Treating disease always has an element of uncertainty. Scientific health care is based on a statistical approach that determines which therapies offer the greatest odds of helping. Because diseases can wax and wane, and because the body has a marvelous ability to heal itself, it is very difficult to determine through one person’s experience whether a therapy should be recommended to everyone.
It is difficult for non-experts (which is almost all of us, in most areas) to make intelligent decisions about healthcare. The body is mysterious to many people, and biology is probably among the most complex sciences. We depend on people with years of training and experience (hopefully) to advise us in areas in which we do not have the time, means, education, or (in some cases) even the consciousness to learn enough to make a truly informed and rational decision.
We count on our physicians to select what we need to understand to make a decision, and so we trust them to get it right. This is an enormous trust, which partly explains the respect given physicians and the abuse heaped on them when they fail us. Thus, there must be means in place to protect the public from those who would give inaccurate advice. The public is free to chose, but part of being “free” is the ability to clearly discern exactly what is being chosen.
There is, in my view, a “social contract” when one goes to a medical doctor. We ought to be able to trust that we are getting the best currently proven therapy. Patients should not have to worry about whether the physicians they choose are quacks. If they choose to go elsewhere, that is their right—but free choice is hampered if patients have no way to distinguish between proven and unproven/disproven therapies. If science-based medicine doesn’t meet your needs, you are of course free to look elsewhere, but you should realize that you are entering less-charted waters with much less assurance of reliability. It might be worthwhile to ask why some who sell methods which aren’t proven want to blur or hide that distinction.

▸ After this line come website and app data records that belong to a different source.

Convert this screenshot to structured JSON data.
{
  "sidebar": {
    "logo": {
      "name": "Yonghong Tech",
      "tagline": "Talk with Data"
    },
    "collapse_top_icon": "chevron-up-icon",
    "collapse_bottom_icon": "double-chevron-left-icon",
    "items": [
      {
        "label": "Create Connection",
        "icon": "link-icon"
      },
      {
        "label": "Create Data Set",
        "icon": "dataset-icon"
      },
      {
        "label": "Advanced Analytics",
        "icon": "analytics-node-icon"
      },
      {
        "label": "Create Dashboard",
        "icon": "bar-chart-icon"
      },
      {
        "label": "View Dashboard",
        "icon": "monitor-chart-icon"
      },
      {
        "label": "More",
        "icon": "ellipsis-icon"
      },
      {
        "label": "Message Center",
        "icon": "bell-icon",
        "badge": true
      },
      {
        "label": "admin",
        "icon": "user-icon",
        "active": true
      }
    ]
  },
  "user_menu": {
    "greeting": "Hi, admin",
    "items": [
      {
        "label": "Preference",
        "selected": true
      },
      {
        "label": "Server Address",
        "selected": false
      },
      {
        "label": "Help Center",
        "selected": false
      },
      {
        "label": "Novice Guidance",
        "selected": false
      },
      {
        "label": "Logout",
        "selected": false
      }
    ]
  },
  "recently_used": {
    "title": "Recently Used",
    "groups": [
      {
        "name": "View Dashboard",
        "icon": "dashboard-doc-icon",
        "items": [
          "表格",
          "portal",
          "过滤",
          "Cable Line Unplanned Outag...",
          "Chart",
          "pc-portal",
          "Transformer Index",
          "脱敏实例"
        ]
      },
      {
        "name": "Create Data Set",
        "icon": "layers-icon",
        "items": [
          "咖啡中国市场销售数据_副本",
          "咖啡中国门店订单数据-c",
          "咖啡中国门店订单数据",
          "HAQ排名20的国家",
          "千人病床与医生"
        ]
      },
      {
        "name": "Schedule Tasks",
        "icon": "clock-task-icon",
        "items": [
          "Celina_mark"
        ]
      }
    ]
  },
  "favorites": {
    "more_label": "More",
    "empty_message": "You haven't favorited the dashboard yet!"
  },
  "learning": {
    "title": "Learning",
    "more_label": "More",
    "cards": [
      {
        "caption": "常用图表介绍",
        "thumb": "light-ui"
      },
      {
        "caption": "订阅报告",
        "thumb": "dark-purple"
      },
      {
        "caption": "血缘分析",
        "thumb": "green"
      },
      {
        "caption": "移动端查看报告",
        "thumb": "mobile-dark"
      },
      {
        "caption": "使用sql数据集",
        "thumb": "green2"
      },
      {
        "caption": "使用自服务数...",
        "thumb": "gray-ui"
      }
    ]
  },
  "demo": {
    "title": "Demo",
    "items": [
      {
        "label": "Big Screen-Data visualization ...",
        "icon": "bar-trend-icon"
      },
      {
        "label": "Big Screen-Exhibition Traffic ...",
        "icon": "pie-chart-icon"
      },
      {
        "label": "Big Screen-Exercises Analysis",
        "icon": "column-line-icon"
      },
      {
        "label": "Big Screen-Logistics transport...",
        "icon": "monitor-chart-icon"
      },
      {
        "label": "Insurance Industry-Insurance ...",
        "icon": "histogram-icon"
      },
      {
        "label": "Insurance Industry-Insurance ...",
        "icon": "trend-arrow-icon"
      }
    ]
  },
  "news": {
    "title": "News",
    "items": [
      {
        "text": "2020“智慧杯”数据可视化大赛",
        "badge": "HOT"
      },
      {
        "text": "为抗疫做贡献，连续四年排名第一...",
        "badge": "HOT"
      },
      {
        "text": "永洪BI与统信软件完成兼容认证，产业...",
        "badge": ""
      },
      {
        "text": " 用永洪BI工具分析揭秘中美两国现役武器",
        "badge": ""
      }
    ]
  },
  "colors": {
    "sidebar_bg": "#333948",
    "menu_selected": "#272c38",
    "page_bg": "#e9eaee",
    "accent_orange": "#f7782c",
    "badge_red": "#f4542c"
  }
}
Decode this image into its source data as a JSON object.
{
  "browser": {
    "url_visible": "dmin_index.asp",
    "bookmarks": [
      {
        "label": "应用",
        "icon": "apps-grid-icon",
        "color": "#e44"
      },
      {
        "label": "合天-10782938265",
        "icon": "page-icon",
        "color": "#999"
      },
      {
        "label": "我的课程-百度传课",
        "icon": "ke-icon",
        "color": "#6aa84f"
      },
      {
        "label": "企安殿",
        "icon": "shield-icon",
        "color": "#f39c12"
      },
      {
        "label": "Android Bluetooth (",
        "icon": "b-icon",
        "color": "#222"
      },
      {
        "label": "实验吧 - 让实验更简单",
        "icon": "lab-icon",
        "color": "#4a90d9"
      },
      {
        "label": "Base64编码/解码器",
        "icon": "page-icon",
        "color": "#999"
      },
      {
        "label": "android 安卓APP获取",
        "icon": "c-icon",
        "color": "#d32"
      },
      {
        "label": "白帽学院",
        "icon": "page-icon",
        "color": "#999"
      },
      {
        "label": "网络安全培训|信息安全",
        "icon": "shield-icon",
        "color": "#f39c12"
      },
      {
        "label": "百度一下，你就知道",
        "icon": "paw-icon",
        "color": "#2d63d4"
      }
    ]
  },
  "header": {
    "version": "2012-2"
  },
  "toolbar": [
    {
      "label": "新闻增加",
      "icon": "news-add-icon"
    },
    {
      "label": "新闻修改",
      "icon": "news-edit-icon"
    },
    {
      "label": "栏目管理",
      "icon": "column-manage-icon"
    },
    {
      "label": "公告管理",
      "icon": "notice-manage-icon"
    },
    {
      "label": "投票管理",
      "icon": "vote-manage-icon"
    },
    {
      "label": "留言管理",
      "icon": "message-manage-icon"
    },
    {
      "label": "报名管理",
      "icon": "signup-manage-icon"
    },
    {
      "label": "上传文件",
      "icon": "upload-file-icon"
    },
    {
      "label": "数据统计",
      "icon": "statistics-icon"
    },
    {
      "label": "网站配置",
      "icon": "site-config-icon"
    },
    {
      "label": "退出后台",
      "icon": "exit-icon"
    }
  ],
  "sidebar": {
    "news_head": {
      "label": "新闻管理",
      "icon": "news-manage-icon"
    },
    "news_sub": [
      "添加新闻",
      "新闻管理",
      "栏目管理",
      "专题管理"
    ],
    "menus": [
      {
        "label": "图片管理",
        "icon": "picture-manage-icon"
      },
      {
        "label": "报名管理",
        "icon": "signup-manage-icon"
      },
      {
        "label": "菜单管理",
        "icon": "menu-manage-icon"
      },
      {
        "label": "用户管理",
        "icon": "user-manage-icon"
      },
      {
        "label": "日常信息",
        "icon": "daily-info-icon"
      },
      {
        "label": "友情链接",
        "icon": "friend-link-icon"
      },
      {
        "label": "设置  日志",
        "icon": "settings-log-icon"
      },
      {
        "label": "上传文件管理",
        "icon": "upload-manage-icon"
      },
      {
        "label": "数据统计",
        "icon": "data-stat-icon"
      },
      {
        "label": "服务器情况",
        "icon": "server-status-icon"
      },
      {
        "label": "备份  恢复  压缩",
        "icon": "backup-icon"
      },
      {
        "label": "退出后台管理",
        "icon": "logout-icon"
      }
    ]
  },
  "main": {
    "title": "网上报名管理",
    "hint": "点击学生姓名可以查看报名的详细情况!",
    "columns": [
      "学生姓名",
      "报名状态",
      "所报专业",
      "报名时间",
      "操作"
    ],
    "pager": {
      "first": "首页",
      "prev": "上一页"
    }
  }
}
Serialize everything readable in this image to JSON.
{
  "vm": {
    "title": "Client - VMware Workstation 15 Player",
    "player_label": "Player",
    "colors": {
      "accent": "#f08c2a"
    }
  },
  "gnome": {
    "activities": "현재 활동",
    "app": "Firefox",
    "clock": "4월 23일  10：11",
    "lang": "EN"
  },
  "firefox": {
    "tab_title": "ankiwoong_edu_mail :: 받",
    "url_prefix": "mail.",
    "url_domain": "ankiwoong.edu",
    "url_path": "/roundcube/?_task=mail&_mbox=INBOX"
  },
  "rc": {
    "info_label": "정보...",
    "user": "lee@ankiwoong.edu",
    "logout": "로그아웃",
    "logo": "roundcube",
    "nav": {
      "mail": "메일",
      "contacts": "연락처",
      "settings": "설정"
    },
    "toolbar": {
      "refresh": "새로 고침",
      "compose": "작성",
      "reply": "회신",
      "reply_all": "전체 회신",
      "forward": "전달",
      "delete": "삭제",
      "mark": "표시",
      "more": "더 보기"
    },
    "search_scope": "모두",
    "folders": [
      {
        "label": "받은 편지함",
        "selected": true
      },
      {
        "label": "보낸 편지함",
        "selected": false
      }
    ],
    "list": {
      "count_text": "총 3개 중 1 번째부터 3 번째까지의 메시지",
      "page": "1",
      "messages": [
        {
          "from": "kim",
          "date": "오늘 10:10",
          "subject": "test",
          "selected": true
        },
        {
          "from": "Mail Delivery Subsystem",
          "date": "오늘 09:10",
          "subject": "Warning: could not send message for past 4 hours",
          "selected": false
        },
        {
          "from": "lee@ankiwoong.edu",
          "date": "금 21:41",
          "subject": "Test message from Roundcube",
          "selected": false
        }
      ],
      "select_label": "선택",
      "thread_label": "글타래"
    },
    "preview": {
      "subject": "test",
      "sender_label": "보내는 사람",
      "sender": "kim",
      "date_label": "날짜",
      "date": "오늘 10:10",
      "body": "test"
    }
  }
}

Gregory Smith, B. Med. Sci., is a member of the MD class of 2000 at the University of Alberta (Edmonton). As of July 1, 2000, he will be a resident in Family Medicine at McGill University, Montreal. This article is based on exchanges on the healthfraud-discuss list, which is open to anyone who agrees to abide by its rules. Feedback to me is welcome.
This article was posted on August 22, 1997.